My fascination might come from the fact that I myself am very susceptible to placebo effects; as a youngster, my mum (highly unethically, I must add) reduced my fear of flying by giving me anti-anxiety pills, which I later discovered were just licorice tablets. I’ve previously written in depth about some of my favorite studies in this area, including my all-time favorite where well-trained powerlifters got substantially stronger when they thought they were taking steroids, and then immediately weaker when they were told they actually weren’t. Recently I also authored an academic paper suggesting that some of caffeine’s performance enhancing effects might be partially driven by our recognition of its bitter taste, similar to how research has shown that swilling and spitting a carbohydrate drink might lead to performance enhancement. The topic is fascinating.
Social factors and the placebo effect
All of this provides some background as to why a recent paper, published in the European Journal of Sports Science, caught my eye—and why I think it could have important ramifications.
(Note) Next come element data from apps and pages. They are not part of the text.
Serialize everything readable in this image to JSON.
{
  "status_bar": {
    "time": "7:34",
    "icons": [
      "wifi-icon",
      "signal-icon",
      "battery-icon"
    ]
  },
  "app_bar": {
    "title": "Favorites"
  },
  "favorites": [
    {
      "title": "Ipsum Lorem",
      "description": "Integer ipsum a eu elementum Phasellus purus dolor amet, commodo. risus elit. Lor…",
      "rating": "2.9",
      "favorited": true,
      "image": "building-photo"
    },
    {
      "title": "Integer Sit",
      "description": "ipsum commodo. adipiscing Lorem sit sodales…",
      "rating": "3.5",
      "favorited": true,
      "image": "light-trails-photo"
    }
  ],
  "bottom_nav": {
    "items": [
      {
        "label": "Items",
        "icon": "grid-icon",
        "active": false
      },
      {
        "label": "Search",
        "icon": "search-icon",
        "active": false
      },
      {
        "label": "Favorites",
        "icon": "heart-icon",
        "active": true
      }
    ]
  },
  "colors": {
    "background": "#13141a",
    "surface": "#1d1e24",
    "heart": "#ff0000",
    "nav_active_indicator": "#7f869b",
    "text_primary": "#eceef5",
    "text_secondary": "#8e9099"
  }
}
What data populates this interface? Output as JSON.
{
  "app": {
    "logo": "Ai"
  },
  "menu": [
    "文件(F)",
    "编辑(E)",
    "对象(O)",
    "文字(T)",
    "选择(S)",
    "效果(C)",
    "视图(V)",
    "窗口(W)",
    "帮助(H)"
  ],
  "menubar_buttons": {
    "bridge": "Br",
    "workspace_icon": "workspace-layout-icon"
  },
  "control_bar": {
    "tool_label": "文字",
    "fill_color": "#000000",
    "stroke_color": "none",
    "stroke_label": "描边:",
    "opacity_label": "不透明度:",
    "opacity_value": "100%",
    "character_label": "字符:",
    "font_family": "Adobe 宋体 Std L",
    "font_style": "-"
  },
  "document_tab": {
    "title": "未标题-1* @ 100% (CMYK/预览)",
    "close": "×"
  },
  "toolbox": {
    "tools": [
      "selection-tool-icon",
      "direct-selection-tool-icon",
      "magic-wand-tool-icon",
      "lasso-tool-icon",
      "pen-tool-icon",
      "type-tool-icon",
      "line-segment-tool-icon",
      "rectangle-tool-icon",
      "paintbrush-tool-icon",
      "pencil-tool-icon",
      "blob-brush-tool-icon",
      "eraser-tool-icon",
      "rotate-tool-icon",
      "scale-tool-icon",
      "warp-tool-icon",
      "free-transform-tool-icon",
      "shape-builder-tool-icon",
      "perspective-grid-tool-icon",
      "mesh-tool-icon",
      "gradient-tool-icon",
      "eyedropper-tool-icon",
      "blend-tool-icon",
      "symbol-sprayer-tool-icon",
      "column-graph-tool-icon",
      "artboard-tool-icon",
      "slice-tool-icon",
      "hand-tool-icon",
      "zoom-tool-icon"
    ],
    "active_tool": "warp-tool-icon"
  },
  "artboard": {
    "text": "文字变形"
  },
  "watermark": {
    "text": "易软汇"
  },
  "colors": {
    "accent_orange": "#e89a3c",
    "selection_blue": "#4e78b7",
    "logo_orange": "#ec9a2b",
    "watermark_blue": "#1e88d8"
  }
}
Titled “You don’t need to administer a placebo to elicit a placebo effect,” the authors explore how social factors—including people—can elicit a placebo effect, and how it might affect sports performance. This is something which I tangentially touched on in a previous HMMRMedia article about whether anxiety is contagious.
In their paper, the authors argue that social cues are sufficient enough to enhance performance, without any actual use of placebo (e.g. an inert sugar pill). Their basis for this is that humans evolved as social animals, and so we are rewarded—in terms of status, or feelings of acceptance—when we act in pro-social ways, and are punished—via feelings of shame or loneliness—when we are anti-social. These feelings can in turn drive some neurobiological effects (for example, similar to that seen when increased levels of loneliness are associated with increased mortality rates), such that social situations, including our interactions with people, can drive very real physical effects.
The coaching placebo
This can have massive implications for coaching. There are a number of “all-star” coaches in the athletics world; I’ve often wondered if these coaches are actually good coaches, or if their track record of success (which we assume means that they are good coaches, but could just mean they’re good at recruiting athletes) means that athletes believe in their training program to a far greater extent, believe that they are better prepared than other athletes, and therefore perform much better. Similarly, a number of former athletes are now well-established coaches; are they “good” (i.e. skilled) coaches, or does their former success—and their ability to strongly emphasize with athletes given their shared experiences—in turn drive their athletes’ performances? As always, it’s likely a combination of a variety of factors, but I’ve often wondered what would happen if I gave an identical training program to two groups of athletes, and told one group that it was from a famous coach with a lot of success, and told the other that it was from a university student—would both groups have the same level of success?
The authors also suggest that training partners can exert a strong performance-enhancing placebo effect. When we train with people, we get an intrinsic understanding of their level; are they the same, better, or worse than me? When we then view their performance, we can then “rank” ourselves against that performance. So, for example, if we see a training partner that we believe we are better than perform really well, this in turn can enhance our own performance. As an example, I used to train with Jason Gardener, who was, at the time, British record holder over 60m. During our winter training phase, I was actually very competitive with Jason in our training performances—much more so than the differences in our best times would suggest—and this gave me a huge amount of confidence going into the indoor season, in which I subsequently ran a huge 60m PB of 6.55 seconds.
Finding the placebo
It’s difficult to give highly practical advice based on this paper, as coaches can’t really change their social status easily; if you haven’t been a successful athlete in the past, you can’t go back in time and become one. What is important, I believe, is that coaches are aware of the importance of non-verbal cues—such as confidence—on their athletes.
There is also a lot to be said for getting the composition of a training group right; ideally, you’d have some experienced athletes that developing athletes can use as a marker of their own performance, and a variety of training partners to provide an important social dynamic. Similarly, coaches should be aware of the social aspects of training group, and should perhaps try to foster a team spirit, whilst being wary of social issues (such as unfriendliness) that may be negatively affecting some athletes within the group.
Whilst it may be tempting to dismiss this as “the power of the mind”, the clear and very real physiological effects of placebos demonstrate that this has the potential to affect physical response to some extent. Clearly, given the ever-increasing body of research around these emerging concepts, we can no longer view coaching as just merely the physical and technical development of athletes; it is so much more than that.